‘’Après le procès que nous sommes en train de vivre au Sénégal, il faudra une réflexion nationale sérieuse sur deux questions importantes, pour savoir ce que le leadership religieux n’a pas fait pour que les jeunes disent qu’ils vont aller apprendre l’islam au Nigeria ou chez Aboubakar Shekau (le leader du groupe djihadiste Boko Haram, Ndlr)’’, a dit M. Sambe.

Le second volet de cette ‘’réflexion nationale’’ doit porter sur les causes du ‘’désespoir’’ poussant des jeunes à ‘’basculer dans l’extrémisme violent’’, selon cet enseignant-chercheur de l’Université Gaston-Berger de Saint-Louis. 

Bakary Sambe s’exprimait en marge d’un atelier de restitution des résultats d’une étude du ‘’Timbuktu Institute’’ sur ‘’les facteurs de radicalisation et la perception du terrorisme chez les jeunes dans les zones frontalières du Sénégal et de la Mauritanie’’.
Il faut trouver des réponses à ces ‘’questions’’, avec ‘’une politique éducative cohérente, un système de production d’emplois pour les jeunes et la prise en compte des [questions religieuses]’’, a-t-il ajouté.
‘’Les résultats de cette étude ont été beaucoup plus rassurants que ceux qui avaient été obtenus dans la banlieue dakaroise il y a deux ans.
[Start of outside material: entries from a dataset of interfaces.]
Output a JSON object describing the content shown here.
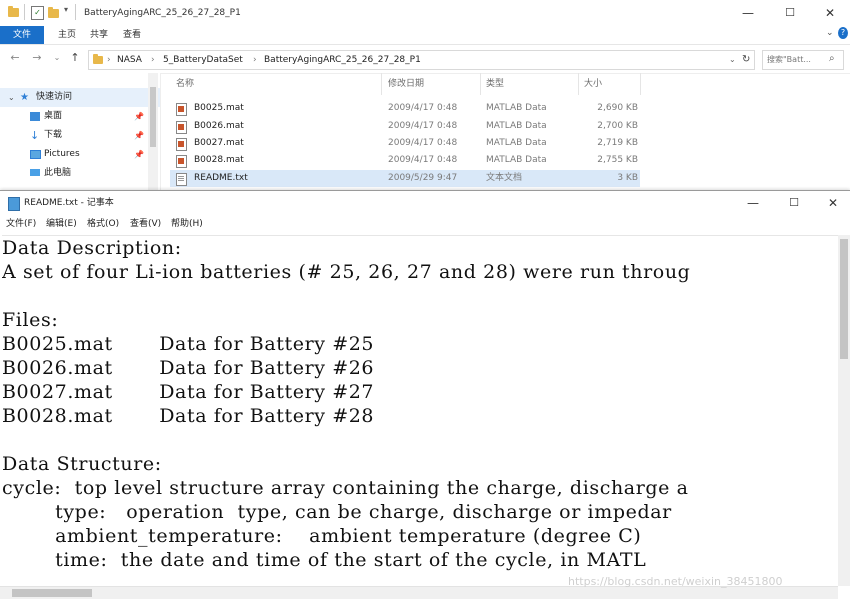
{
  "explorer": {
    "window_title": "BatteryAgingARC_25_26_27_28_P1",
    "ribbon_tabs": [
      "文件",
      "主页",
      "共享",
      "查看"
    ],
    "breadcrumbs": [
      "NASA",
      "5_BatteryDataSet",
      "BatteryAgingARC_25_26_27_28_P1"
    ],
    "search_placeholder": "搜索\"Batt...",
    "nav_items": [
      {
        "label": "快速访问",
        "icon": "star-icon"
      },
      {
        "label": "桌面",
        "icon": "desktop-icon"
      },
      {
        "label": "下载",
        "icon": "download-icon"
      },
      {
        "label": "Pictures",
        "icon": "pictures-icon"
      },
      {
        "label": "此电脑",
        "icon": "computer-icon"
      }
    ],
    "columns": {
      "name": "名称",
      "modified": "修改日期",
      "type": "类型",
      "size": "大小"
    },
    "files": [
      {
        "name": "B0025.mat",
        "modified": "2009/4/17 0:48",
        "type": "MATLAB Data",
        "size": "2,690 KB",
        "icon": "mat-file-icon"
      },
      {
        "name": "B0026.mat",
        "modified": "2009/4/17 0:48",
        "type": "MATLAB Data",
        "size": "2,700 KB",
        "icon": "mat-file-icon"
      },
      {
        "name": "B0027.mat",
        "modified": "2009/4/17 0:48",
        "type": "MATLAB Data",
        "size": "2,719 KB",
        "icon": "mat-file-icon"
      },
      {
        "name": "B0028.mat",
        "modified": "2009/4/17 0:48",
        "type": "MATLAB Data",
        "size": "2,755 KB",
        "icon": "mat-file-icon"
      },
      {
        "name": "README.txt",
        "modified": "2009/5/29 9:47",
        "type": "文本文档",
        "size": "3 KB",
        "icon": "txt-file-icon"
      }
    ],
    "accent_color": "#1a6fc9"
  },
  "notepad": {
    "window_title": "README.txt - 记事本",
    "menu": [
      "文件(F)",
      "编辑(E)",
      "格式(O)",
      "查看(V)",
      "帮助(H)"
    ],
    "lines": [
      "Data Description:",
      "A set of four Li-ion batteries (# 25, 26, 27 and 28) were run throug",
      "",
      "Files:",
      "B0025.mat       Data for Battery #25",
      "B0026.mat       Data for Battery #26",
      "B0027.mat       Data for Battery #27",
      "B0028.mat       Data for Battery #28",
      "",
      "Data Structure:",
      "cycle:  top level structure array containing the charge, discharge a",
      "        type:   operation  type, can be charge, discharge or impedar",
      "        ambient_temperature:    ambient temperature (degree C)",
      "        time:  the date and time of the start of the cycle, in MATL"
    ]
  },
  "watermark": "https://blog.csdn.net/weixin_38451800"
}
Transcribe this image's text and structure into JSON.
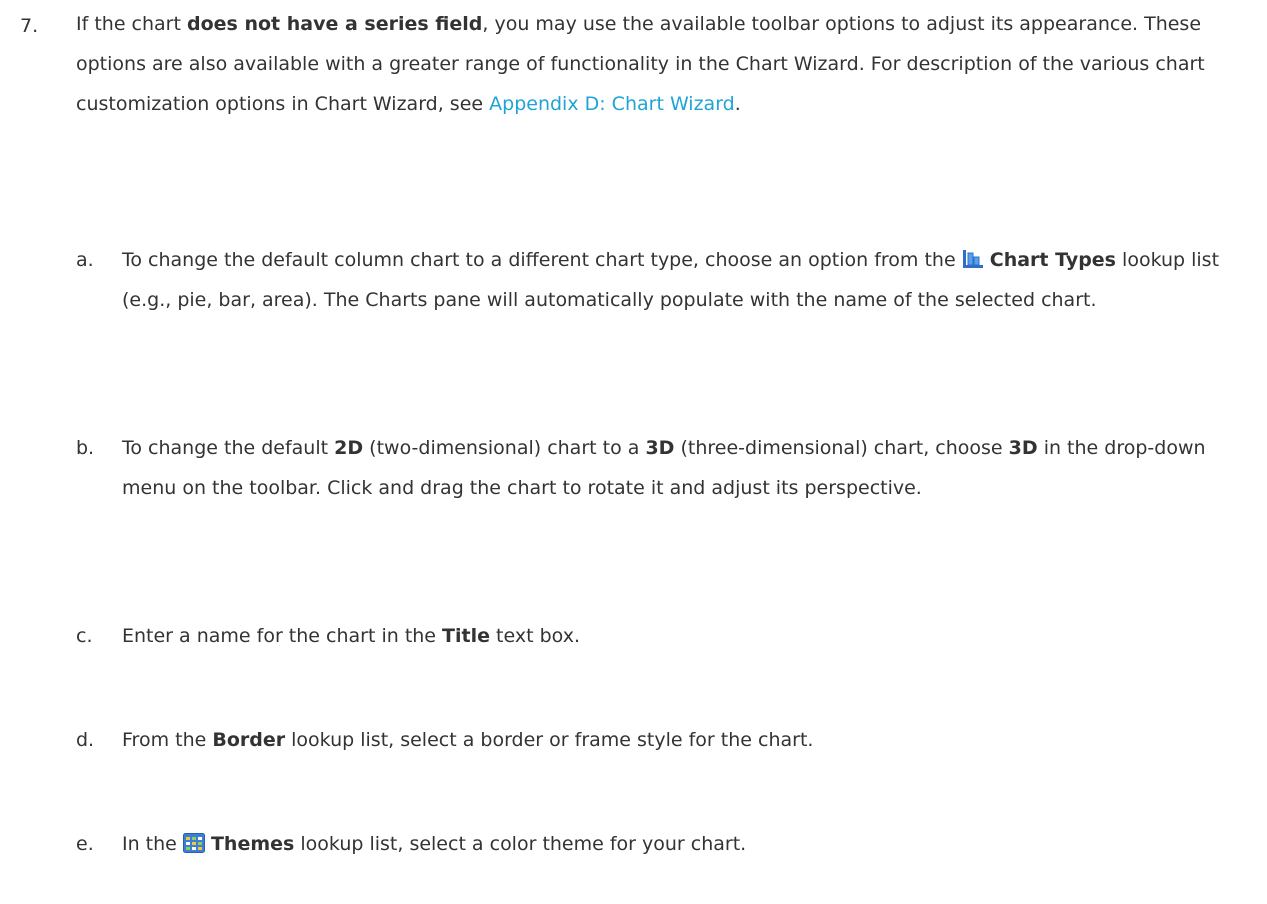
{
  "step": {
    "number": "7.",
    "text_1": "If the chart ",
    "bold_1": "does not have a series field",
    "text_2": ", you may use the available toolbar options to adjust its appearance. These options are also available with a greater range of functionality in the Chart Wizard. For description of the various chart customization options in Chart Wizard, see ",
    "link": "Appendix D: Chart Wizard",
    "text_3": "."
  },
  "substeps": [
    {
      "label": "a.",
      "t1": "To change the default column chart to a different chart type, choose an option from the ",
      "icon": "chart-types-icon",
      "b1": "Chart Types",
      "t2": " lookup list (e.g., pie, bar, area). The Charts pane will automatically populate with the name of the selected chart."
    },
    {
      "label": "b.",
      "t1": "To change the default ",
      "b1": "2D",
      "t2": " (two-dimensional) chart to a ",
      "b2": "3D",
      "t3": " (three-dimensional) chart, choose ",
      "b3": "3D",
      "t4": " in the drop-down menu on the toolbar. Click and drag the chart to rotate it and adjust its perspective."
    },
    {
      "label": "c.",
      "t1": "Enter a name for the chart in the ",
      "b1": "Title",
      "t2": " text box."
    },
    {
      "label": "d.",
      "t1": "From the ",
      "b1": "Border",
      "t2": " lookup list, select a border or frame style for the chart."
    },
    {
      "label": "e.",
      "t1": "In the ",
      "icon": "themes-icon",
      "b1": "Themes",
      "t2": " lookup list, select a color theme for your chart."
    }
  ],
  "colors": {
    "text": "#333333",
    "link": "#1fa4d6",
    "icon_blue": "#2f6fc9"
  }
}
Mais ils posent un certain nombre de questions, parmi lesquelles le niveau d’information très insuffisant des jeunes sur ce phénomène (les facteurs de radicalisation)’’, a souligné M. Sambe. 

Il estime que l’Etat du Sénégal doit ‘’aller vers la sensibilisation’’ des jeunes, ‘’pour qu’ils ne soient pas la proie des recruteurs’’ des filières djihadistes.